Review: Roy Orbison – The Monument Singles Collection (Monument/Legacy, 2011)
Roy Orbison – The Monument Singles Collection (Monument/Legacy, 2011)
Roy Orbison’s five year blaze of musical glory on Monument Records is distilled here to the singles that rocketed up the chart over and over again. This 2-CD/1-DVD set collects all twenty singles released in the U.S. on the Monument label, dividing the A- and B-sides between the CDs. Disc one is an intense concentration of hits and valiant misses that digs deeper than the regularly anthologized chestnuts. All of the A’s, save “Lana” and “Paper Boy,” made the pop chart, offering up lesser known sides that include the pained “I’m Hurtin’,” despondent “The Crowd,” blue-collar “Working for the Man,” and a bluesy cover of “Let the Good Times Roll” that features harmonica from Charlie McCoy.
Nashville A-listers McCoy, Boots Randolph, Floyd Cramer, Buddy Harmon, Hank Garland and the Anita Kerr Singers were regulars on Orbison’s sessions in RCA’s legendary Studio B. These mono singles, remastered by Vic Anesini, are incredibly fine in both detail and cohesion – much like the great recordings of Blue Note. They’re a real testament to the work of session engineer Bill Porter, who often captured the big productions and Orbison’s incredible dynamic range live-to-tape on only two tracks. Disc two shows that Orbison and his production team didn’t just slap together the flipsides; the B’s were polished productions with full arrangements that often featured strings and backing chorus. Orbison charted three of his B-sides (“Candy Man,” “Mean Woman Blues” and “Leah”) and recorded some great material, including “Love Hurts” and Cindy Walker’s “Shahdaroba,” for the flips.
The set’s DVD features a 25-minute black-and-white film of a 1965 live date recorded for a Dutch television station. Orbison was in Holland to pick up an award for “Oh, Pretty Woman,” his last chart-topper, and nearly his last single on Monument before decamping for MGM. He didn’t know it, but he was entering a twenty-five year Top 10 drought that only ended when his mid-80s induction into the Rock ‘n’ Roll Hall of Fame, the taping of A Black & White Night and the formation of the Traveling Wilburys resuscitated his recording career.
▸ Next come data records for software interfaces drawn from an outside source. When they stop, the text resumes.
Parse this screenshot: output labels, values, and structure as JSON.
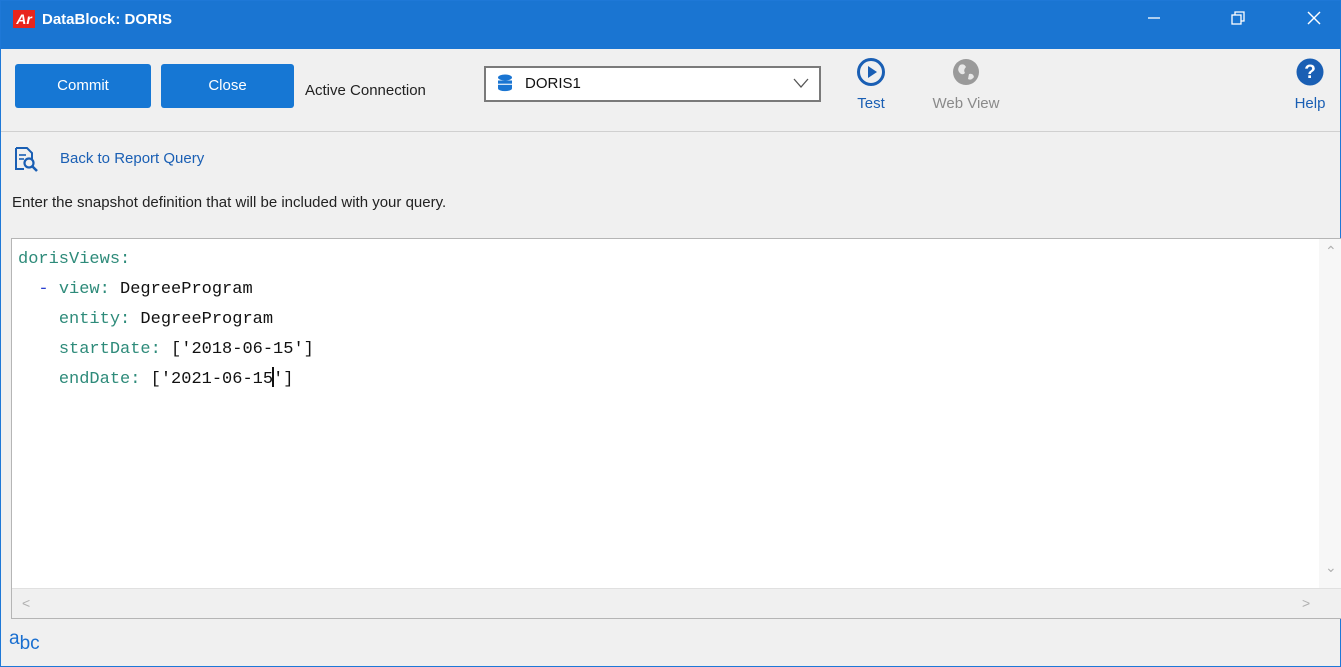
{
  "window": {
    "app_logo": "Ar",
    "title": "DataBlock: DORIS",
    "controls": {
      "minimize": "—",
      "restore": "❐",
      "close": "✕"
    }
  },
  "toolbar": {
    "commit_label": "Commit",
    "close_label": "Close",
    "connection_label": "Active Connection",
    "connection_value": "DORIS1",
    "test_label": "Test",
    "webview_label": "Web View",
    "help_label": "Help"
  },
  "back_link": "Back to Report Query",
  "instructions": "Enter the snapshot definition that will be included with your query.",
  "editor": {
    "lines": [
      {
        "key": "dorisViews:",
        "value": ""
      },
      {
        "prefix": "- ",
        "key": "view:",
        "value": " DegreeProgram"
      },
      {
        "key": "entity:",
        "value": " DegreeProgram"
      },
      {
        "key": "startDate:",
        "value": " ['2018-06-15']"
      },
      {
        "key": "endDate:",
        "value_before_cursor": " ['2021-06-15",
        "value_after_cursor": "']"
      }
    ]
  },
  "spellcheck_icon": "icon-spellcheck",
  "colors": {
    "titlebar": "#1a75d2",
    "button": "#1677d4",
    "link": "#1a5fb4",
    "yaml_key": "#2e8b7a",
    "yaml_dash": "#2a3fd0"
  }
}
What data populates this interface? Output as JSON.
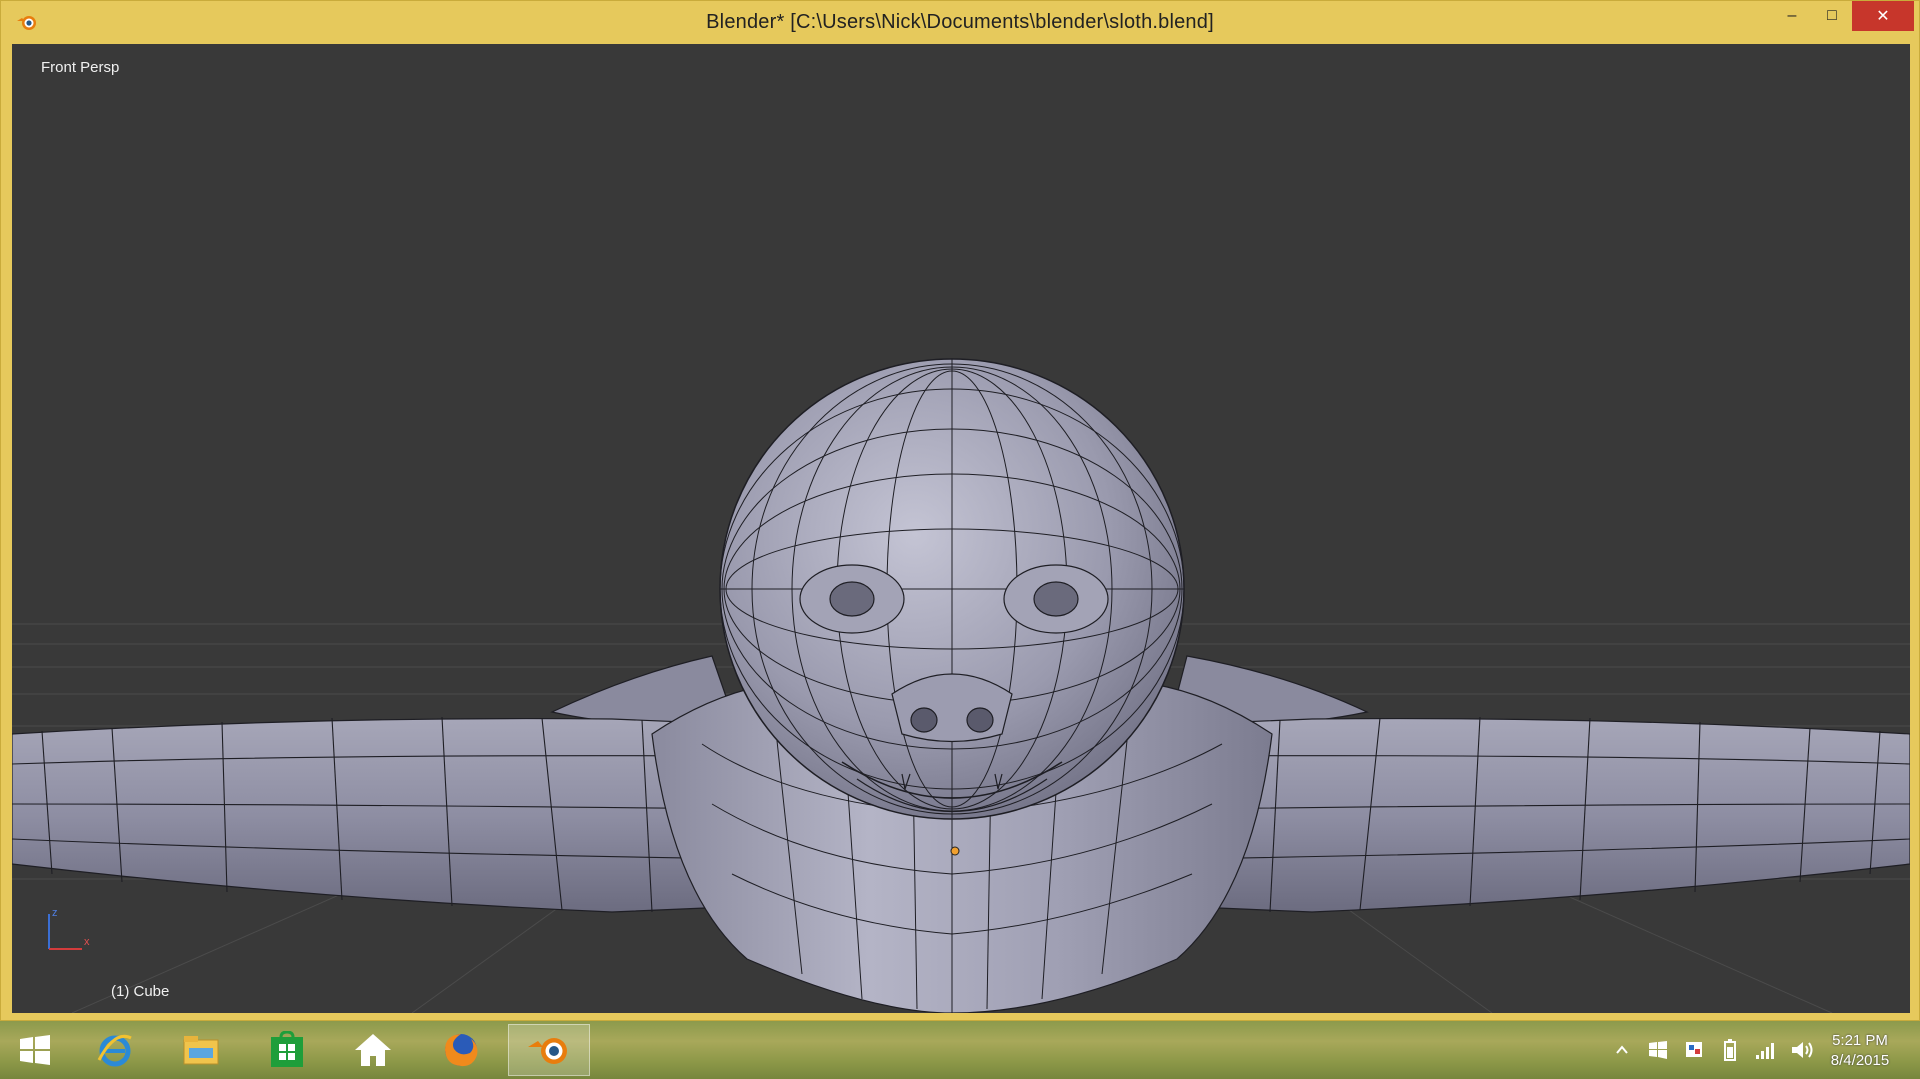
{
  "window": {
    "title": "Blender* [C:\\Users\\Nick\\Documents\\blender\\sloth.blend]",
    "controls": {
      "minimize": "‒",
      "maximize": "□",
      "close": "✕"
    }
  },
  "viewport": {
    "view_name": "Front Persp",
    "active_object": "(1) Cube",
    "axis_labels": {
      "z": "z",
      "x": "x"
    }
  },
  "taskbar": {
    "apps": [
      {
        "name": "start-button"
      },
      {
        "name": "internet-explorer"
      },
      {
        "name": "file-explorer"
      },
      {
        "name": "windows-store"
      },
      {
        "name": "home"
      },
      {
        "name": "firefox"
      },
      {
        "name": "blender",
        "active": true
      }
    ],
    "clock": {
      "time": "5:21 PM",
      "date": "8/4/2015"
    }
  },
  "colors": {
    "frame": "#e6c95c",
    "viewport_bg": "#393939",
    "mesh_fill": "#8e8ea3",
    "mesh_wire": "#1e1e24",
    "close_button": "#c7362b"
  }
}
But in 1965 he’d recently delivered “Oh, Pretty Woman” and “Goodnight,” both of which are featured in the live performance, and with a new contract in hand, things must have looked rosy.
The video is grainy, but the sound quality is surprisingly good. Orbison is backed by a six-piece band in sharp suits and Beatle boots, and “Pretty Woman” co-writer Bill Dees can be seen playing keyboards and singing background vocals. The performance is tightly contained, with Orbison moving little and hiding his eyes behind trademark sunglasses; it’s as if he’s channeling every bit of his emotion into his superb vocals. Without the instrumental grandeur of strings, a backing chorus or RCA’s Studio B, Orbison still wrings every ounce of emotion from the lyrics, and despite his lack of physical performance, he still grabs you with how good these songs could sound live. Whatever dialog there may have been with the audience has been clipped from this video, and though the crowd is surprisingly sedate, the band still cooks as they play “What’d I Say.”
Disc one, which is available separately, turns out to be a nearly complete greatest hits anthology. Were you to substitute three B-sides for less successful A’s, you’d have all of Orbison’s key chart history at Monument. The track sequencing, on the other hand, is a mystery, as it doesn’t follow either the recording or chart dates, and three singles are inexplicably designated as bonus traks. Splitting the A- and B-sides onto separate discs seems to favor the marketing department’s ability to sell the A-sides separately over giving package buyers an opportunity to listen to the singles in order. The separately is a nit really, given that consumers can easily rearrange the track sequence to their liking. The four-panel digipack and 36-page booklet includes recording (but not release or chart) dates, chart position, and (where known) recording personnel. Also included are photos, picture sleeve and label reproductions, and short liner notes that provide an overview of Orbison’s time at Monument but no song-by-song rundown. These recordings have been released many times on compilations such as The Big O, The Essential Roy Orbison, The Soul of Rock and Roll and the omnibus Orbison: 1955-1965, but this is the first time that all of the mono mixes have been brought together in digital form. The video is worth watching once or twice, but the original singles are worth keeping forever.